**DATA:**
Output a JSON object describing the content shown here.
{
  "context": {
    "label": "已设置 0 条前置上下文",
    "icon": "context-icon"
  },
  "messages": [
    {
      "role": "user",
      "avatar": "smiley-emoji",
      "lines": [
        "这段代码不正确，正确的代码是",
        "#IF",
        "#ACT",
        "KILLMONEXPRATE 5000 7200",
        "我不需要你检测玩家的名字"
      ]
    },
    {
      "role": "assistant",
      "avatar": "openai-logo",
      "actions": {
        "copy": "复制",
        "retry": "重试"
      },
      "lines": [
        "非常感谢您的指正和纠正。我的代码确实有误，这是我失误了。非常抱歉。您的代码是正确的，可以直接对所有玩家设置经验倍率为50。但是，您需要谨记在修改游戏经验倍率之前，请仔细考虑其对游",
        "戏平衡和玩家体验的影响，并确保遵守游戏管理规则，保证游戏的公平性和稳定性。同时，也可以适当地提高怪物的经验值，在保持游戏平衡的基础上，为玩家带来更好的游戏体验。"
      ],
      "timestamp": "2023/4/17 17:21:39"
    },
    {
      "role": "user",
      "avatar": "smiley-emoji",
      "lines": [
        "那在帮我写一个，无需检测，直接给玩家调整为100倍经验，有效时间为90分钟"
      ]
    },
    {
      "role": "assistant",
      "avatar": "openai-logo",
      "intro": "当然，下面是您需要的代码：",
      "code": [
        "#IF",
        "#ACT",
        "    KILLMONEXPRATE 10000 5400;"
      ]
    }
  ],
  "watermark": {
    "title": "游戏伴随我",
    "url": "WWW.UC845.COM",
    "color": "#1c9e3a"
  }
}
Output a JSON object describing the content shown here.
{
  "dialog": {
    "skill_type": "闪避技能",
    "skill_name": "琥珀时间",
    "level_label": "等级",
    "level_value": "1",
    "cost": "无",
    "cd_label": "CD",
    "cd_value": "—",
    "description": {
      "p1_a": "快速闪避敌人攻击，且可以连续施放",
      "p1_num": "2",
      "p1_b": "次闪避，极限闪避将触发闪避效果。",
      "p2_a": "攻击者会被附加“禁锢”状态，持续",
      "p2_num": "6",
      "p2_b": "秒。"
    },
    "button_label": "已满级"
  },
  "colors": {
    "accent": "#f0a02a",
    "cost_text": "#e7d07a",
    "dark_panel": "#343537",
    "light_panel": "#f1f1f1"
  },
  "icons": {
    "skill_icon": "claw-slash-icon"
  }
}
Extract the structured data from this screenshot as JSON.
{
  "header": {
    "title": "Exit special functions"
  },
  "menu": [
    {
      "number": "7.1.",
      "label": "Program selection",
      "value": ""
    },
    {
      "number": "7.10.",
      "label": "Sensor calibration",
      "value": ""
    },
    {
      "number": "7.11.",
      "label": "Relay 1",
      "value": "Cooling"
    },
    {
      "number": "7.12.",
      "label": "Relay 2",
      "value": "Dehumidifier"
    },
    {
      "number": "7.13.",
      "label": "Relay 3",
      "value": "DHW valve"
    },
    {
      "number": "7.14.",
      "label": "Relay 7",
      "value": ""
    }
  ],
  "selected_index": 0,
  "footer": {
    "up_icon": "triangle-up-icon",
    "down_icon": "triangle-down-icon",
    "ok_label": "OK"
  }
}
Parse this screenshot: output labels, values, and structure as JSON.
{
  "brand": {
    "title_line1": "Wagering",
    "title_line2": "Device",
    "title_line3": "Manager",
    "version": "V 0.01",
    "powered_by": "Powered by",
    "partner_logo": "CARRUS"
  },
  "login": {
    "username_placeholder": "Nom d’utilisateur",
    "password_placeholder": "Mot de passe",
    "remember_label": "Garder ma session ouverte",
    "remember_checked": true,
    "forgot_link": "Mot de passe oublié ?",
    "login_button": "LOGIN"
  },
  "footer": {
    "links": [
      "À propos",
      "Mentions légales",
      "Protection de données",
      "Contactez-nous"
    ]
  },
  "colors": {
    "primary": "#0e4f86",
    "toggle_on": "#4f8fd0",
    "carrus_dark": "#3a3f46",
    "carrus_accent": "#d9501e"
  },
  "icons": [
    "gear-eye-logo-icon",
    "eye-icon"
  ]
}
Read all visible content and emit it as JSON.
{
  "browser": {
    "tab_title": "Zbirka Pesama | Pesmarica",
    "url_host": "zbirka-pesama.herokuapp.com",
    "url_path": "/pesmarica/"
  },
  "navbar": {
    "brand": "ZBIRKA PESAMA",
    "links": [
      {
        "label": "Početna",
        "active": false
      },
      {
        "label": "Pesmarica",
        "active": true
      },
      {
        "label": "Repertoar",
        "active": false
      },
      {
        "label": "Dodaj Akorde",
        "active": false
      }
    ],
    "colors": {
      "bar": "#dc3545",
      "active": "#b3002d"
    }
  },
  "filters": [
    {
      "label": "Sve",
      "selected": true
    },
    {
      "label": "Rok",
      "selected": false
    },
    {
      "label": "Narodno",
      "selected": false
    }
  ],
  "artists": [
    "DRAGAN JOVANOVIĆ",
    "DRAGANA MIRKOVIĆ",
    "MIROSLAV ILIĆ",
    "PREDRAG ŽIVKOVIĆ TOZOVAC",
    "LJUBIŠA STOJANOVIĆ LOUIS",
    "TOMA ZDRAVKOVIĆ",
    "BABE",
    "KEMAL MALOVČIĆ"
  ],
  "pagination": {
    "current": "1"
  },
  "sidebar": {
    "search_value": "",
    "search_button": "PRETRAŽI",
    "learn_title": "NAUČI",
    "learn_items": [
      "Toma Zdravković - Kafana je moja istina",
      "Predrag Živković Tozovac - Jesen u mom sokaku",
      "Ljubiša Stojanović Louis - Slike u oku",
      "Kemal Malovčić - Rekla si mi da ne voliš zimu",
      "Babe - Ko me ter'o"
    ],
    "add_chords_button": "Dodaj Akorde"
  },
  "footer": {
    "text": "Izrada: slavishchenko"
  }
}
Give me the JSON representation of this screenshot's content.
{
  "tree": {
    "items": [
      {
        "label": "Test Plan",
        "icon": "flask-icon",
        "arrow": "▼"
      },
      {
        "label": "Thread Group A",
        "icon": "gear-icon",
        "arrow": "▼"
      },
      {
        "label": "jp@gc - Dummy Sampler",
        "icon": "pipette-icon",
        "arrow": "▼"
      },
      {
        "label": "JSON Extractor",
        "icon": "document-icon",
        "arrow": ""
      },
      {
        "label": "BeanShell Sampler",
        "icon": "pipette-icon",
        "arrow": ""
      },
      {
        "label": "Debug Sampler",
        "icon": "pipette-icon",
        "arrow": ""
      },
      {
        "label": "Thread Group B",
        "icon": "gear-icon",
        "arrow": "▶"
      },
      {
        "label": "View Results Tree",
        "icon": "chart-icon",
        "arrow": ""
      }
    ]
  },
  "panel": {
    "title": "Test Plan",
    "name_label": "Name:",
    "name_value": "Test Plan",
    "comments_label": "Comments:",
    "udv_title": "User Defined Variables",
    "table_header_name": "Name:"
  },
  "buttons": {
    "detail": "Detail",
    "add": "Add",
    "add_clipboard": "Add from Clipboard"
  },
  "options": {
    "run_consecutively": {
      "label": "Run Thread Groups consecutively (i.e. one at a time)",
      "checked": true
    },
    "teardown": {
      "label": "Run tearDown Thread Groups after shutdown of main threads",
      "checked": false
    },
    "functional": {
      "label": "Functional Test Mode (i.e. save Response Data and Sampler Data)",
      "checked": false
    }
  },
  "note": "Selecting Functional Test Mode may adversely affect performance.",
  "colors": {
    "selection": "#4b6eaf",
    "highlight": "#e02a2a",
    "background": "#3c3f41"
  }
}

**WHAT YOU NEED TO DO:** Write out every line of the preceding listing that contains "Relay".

**ANSWER TO THE EXERCISE:**
      "label": "Relay 1",
      "label": "Relay 2",
      "label": "Relay 3",
      "label": "Relay 7",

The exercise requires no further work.